* _TASK GOAL_
Within the lines below, find those that hold the string "North" and copy each one.

* _DATASET_

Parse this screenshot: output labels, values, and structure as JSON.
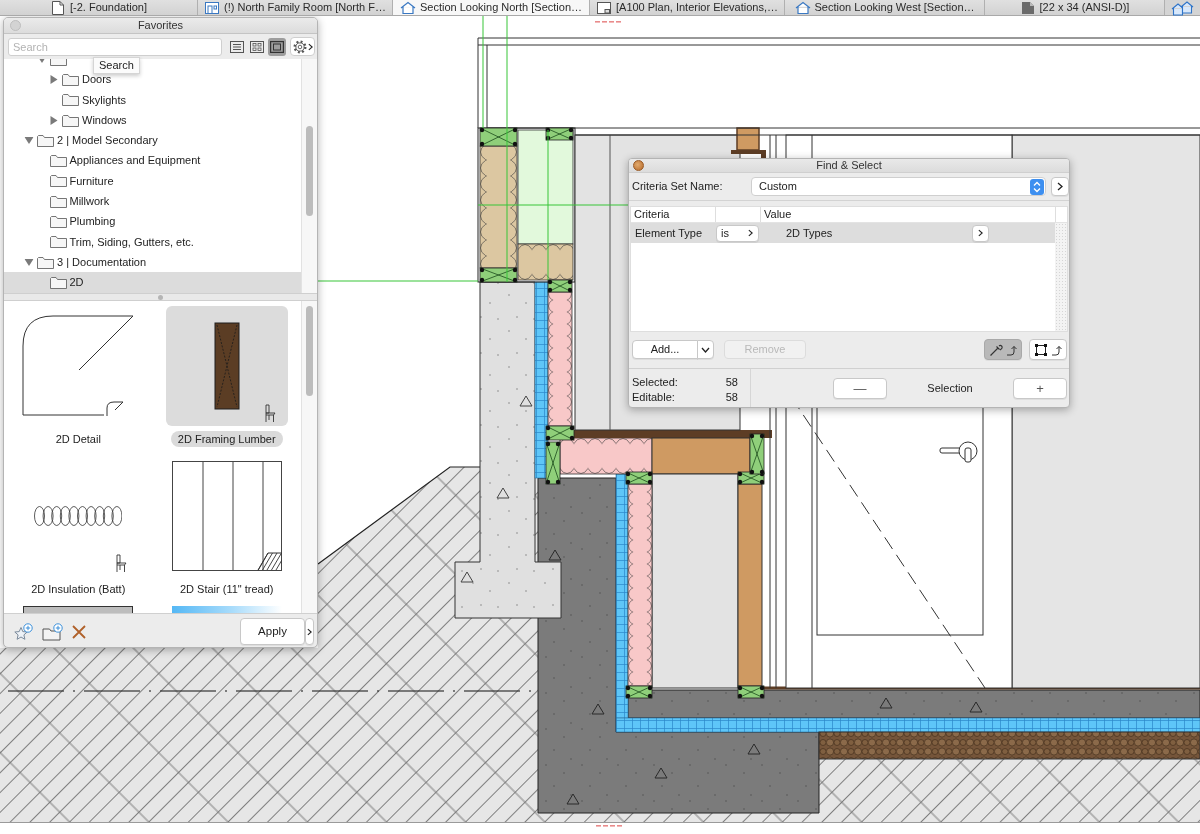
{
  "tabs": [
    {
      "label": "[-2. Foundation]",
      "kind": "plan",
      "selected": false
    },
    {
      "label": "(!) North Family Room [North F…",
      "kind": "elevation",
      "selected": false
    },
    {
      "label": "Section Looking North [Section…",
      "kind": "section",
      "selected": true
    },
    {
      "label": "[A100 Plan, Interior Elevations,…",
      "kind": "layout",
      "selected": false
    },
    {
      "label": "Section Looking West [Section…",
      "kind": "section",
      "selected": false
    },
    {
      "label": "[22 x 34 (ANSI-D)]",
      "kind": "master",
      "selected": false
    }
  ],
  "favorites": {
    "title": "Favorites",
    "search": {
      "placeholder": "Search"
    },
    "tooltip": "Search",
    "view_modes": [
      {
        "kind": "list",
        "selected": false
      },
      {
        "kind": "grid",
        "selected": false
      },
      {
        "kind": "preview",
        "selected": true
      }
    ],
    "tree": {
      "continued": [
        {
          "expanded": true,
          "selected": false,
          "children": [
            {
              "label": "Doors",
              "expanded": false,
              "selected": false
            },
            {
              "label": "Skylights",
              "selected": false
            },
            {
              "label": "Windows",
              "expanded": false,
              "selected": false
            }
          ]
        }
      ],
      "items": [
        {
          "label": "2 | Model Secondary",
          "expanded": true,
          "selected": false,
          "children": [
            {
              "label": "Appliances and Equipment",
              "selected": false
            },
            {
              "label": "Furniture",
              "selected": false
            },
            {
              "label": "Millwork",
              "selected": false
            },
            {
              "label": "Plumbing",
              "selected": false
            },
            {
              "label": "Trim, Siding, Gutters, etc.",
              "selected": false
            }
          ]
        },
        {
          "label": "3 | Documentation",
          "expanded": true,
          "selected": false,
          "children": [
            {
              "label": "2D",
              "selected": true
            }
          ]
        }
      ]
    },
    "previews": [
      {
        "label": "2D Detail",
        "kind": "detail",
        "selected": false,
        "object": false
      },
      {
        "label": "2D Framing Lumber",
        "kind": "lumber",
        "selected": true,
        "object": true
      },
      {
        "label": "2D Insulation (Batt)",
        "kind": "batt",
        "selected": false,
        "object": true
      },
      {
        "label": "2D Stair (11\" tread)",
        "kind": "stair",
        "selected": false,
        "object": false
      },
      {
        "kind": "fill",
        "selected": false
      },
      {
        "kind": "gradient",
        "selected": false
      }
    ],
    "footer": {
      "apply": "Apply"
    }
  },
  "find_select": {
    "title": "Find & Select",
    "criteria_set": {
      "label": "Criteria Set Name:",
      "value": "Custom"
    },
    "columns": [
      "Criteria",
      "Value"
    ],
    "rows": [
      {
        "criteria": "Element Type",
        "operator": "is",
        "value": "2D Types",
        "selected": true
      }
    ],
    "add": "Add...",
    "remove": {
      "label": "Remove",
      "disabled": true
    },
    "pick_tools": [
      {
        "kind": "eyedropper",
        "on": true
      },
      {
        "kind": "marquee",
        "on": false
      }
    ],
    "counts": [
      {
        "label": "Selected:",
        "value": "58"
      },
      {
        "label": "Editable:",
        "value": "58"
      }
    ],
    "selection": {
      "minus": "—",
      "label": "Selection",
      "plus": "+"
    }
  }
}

* _ANSWER TO THE EXERCISE_
      "label": "(!) North Family Room [North F…",
      "label": "Section Looking North [Section…",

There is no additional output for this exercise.